Permission to integrate the teachings into life.
I think the biggest thing I got from my meeting with Catherine was permission to mould the Dharma teachings to suit my - more practical - needs, rather than being told that I would need to change my life to suit the teachings. As a result, I was able to view meditation in a much more utilitarian way. Rather than meditation being something I participate in once a year as a kind of detoxification or relaxation of the mind, I can see it as something to be integrated into my every day life.
For instance, what would it look like to be a more mindful software developer? It would mean having the abilty to sit outside oneself while coding - i.e. to create a separation between me, and the person who is coding. So if I were working on something particularly tedious then I wouldn't need to identify myself with the difficulty, and thereby feel less frustrated about having to go through the tedium. Or if I were going down an unfruitful rabbit hole, hopefully I could recognize the patterns in my mind and take a pause before I was too far gone.
Therefore, integrated here is used not in the sense of passively sitting on a cushion for two hours a day, and hoping that the energy from the ritual will somehow spread into the rest of my life, but actively thinking about how mindfulness can be directly applied: What would more mindful code reviews look like? What would a more mindful workplace culture look like? Can mindfulness improve my reading retention?
A renewed understanding of presence
An idea that comes up a lot in meditation is that of "being in the present". I confess that I believed I had understood what this meant quite clearly, but being on this retreat gave me a renewed appreciation of its significance.
Being in the present is sometimes coupled with being "ok with how things are". On the surface, those two ideas don't seem like they are talking about the same thing, but in fact they are interrelated. Most of us don't spend very much time doing nothing at all and so we have very little appreciation of what this baseline state looks like. In fact, for most of us, it is an anxiety inducing place to be - and we feel compelled to be doing something, whether that is checking our phones, finding another form of entertainment, or going off into a daydream. Meditating regularly makes this fact very apparent.

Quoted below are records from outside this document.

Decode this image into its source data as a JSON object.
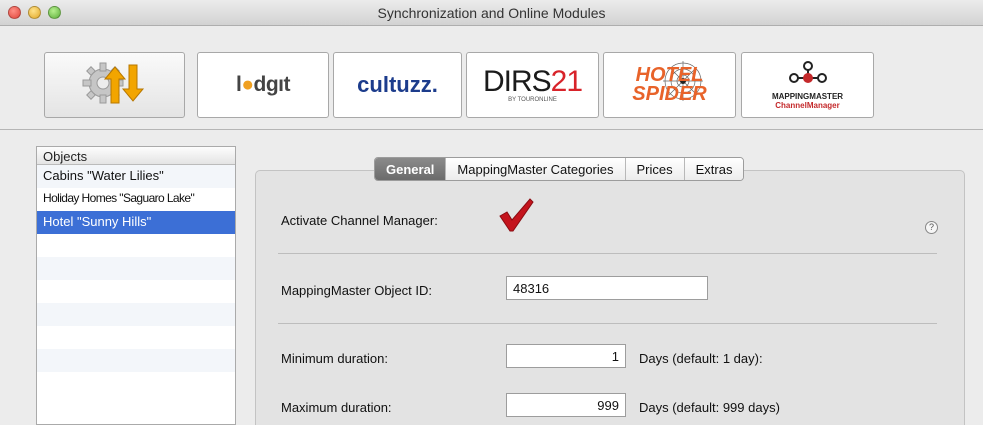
{
  "window": {
    "title": "Synchronization and Online Modules"
  },
  "toolbar": {
    "modules": [
      {
        "name": "sync",
        "icon": "sync-gear-arrows-icon"
      },
      {
        "name": "lodgit",
        "logo_pre": "l",
        "logo_dot": "●",
        "logo_post": "dgıt"
      },
      {
        "name": "cultuzz",
        "logo": "cultuzz."
      },
      {
        "name": "dirs21",
        "logo_a": "DIRS",
        "logo_b": "21",
        "logo_sub": "BY TOURONLINE"
      },
      {
        "name": "hotelspider",
        "logo_line1": "HOTEL",
        "logo_line2": "SPIDER"
      },
      {
        "name": "mappingmaster",
        "logo_line1": "MAPPINGMASTER",
        "logo_line2": "ChannelManager"
      }
    ]
  },
  "objects": {
    "header": "Objects",
    "items": [
      {
        "label": "Cabins \"Water Lilies\"",
        "selected": false
      },
      {
        "label": "Holiday Homes \"Saguaro Lake\"",
        "selected": false
      },
      {
        "label": "Hotel \"Sunny Hills\"",
        "selected": true
      }
    ],
    "empty_rows": 7
  },
  "tabs": [
    {
      "label": "General",
      "active": true
    },
    {
      "label": "MappingMaster Categories",
      "active": false
    },
    {
      "label": "Prices",
      "active": false
    },
    {
      "label": "Extras",
      "active": false
    }
  ],
  "general": {
    "activate_label": "Activate Channel Manager:",
    "activate_checked": true,
    "help_glyph": "?",
    "object_id_label": "MappingMaster Object ID:",
    "object_id_value": "48316",
    "min_label": "Minimum duration:",
    "min_value": "1",
    "min_hint": "Days (default: 1 day):",
    "max_label": "Maximum duration:",
    "max_value": "999",
    "max_hint": "Days (default: 999 days)"
  },
  "colors": {
    "selection": "#3c6fd6",
    "check": "#c4141d",
    "active_tab": "#7b7b7b"
  }
}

However, being in the present means, on a core level, being OK with how things are. It means being OK with just sitting with yourself and expecting nothing to happen (because expectations take you out of the present), and not ruminating on things which have happened in the past.
Spending more time in the present also means that you spend less time planning for the future, which can be very healthy because it means spending less time imagining things that likely won't happen. Of course, strategy, and planning is incredibly important but I know that I myself am sometimes guilty of over-emphasising the planning component. I.e. I can have a whole week's worth of activities scheduled and planned out down to the hour but life almost always has other things in mind.

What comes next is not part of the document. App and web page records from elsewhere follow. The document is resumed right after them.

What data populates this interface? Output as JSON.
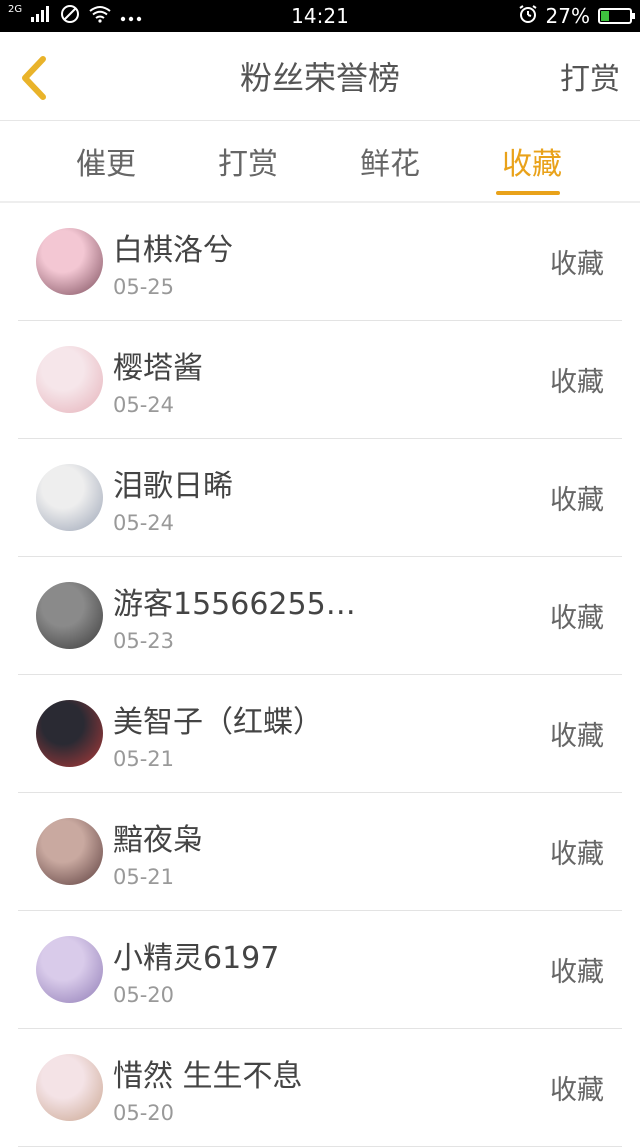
{
  "status_bar": {
    "network": "2G",
    "time": "14:21",
    "battery": "27%",
    "battery_level": 0.27,
    "icons": [
      "signal-icon",
      "do-not-disturb-icon",
      "wifi-icon",
      "more-dots-icon",
      "alarm-icon",
      "battery-charging-icon"
    ]
  },
  "header": {
    "title": "粉丝荣誉榜",
    "action": "打赏",
    "back_icon": "chevron-left-icon",
    "back_color": "#e9b32a"
  },
  "tabs": [
    {
      "label": "催更",
      "active": false
    },
    {
      "label": "打赏",
      "active": false
    },
    {
      "label": "鲜花",
      "active": false
    },
    {
      "label": "收藏",
      "active": true
    }
  ],
  "accent_color": "#e9a21a",
  "fans": [
    {
      "name": "白棋洛兮",
      "date": "05-25",
      "type": "收藏",
      "avatar_colors": [
        "#f3c7d3",
        "#7a4b5a"
      ]
    },
    {
      "name": "樱塔酱",
      "date": "05-24",
      "type": "收藏",
      "avatar_colors": [
        "#f6e6ea",
        "#e5b0b8"
      ]
    },
    {
      "name": "泪歌日晞",
      "date": "05-24",
      "type": "收藏",
      "avatar_colors": [
        "#eeeeee",
        "#9aa3b5"
      ]
    },
    {
      "name": "游客15566255…",
      "date": "05-23",
      "type": "收藏",
      "avatar_colors": [
        "#8a8a8a",
        "#3a3a3a"
      ]
    },
    {
      "name": "美智子（红蝶）",
      "date": "05-21",
      "type": "收藏",
      "avatar_colors": [
        "#2a2a33",
        "#b23a3a"
      ]
    },
    {
      "name": "黯夜枭",
      "date": "05-21",
      "type": "收藏",
      "avatar_colors": [
        "#c9a9a0",
        "#5a3c3c"
      ]
    },
    {
      "name": "小精灵6197",
      "date": "05-20",
      "type": "收藏",
      "avatar_colors": [
        "#d9cbea",
        "#8f7bb5"
      ]
    },
    {
      "name": "惜然 生生不息",
      "date": "05-20",
      "type": "收藏",
      "avatar_colors": [
        "#f4e3e6",
        "#c9a48e"
      ]
    }
  ]
}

Presence is also a very interesting way to connect with other people because it means that you are giving them your full attention. When we were sat in small groups it was fascinating to watch how skillfully the teachers were able to treat each person in turn, and address the specific questions and concerns those people brought into the circle. The fact that these concerns were so disparate and wide-ranging made this even more impressive to me.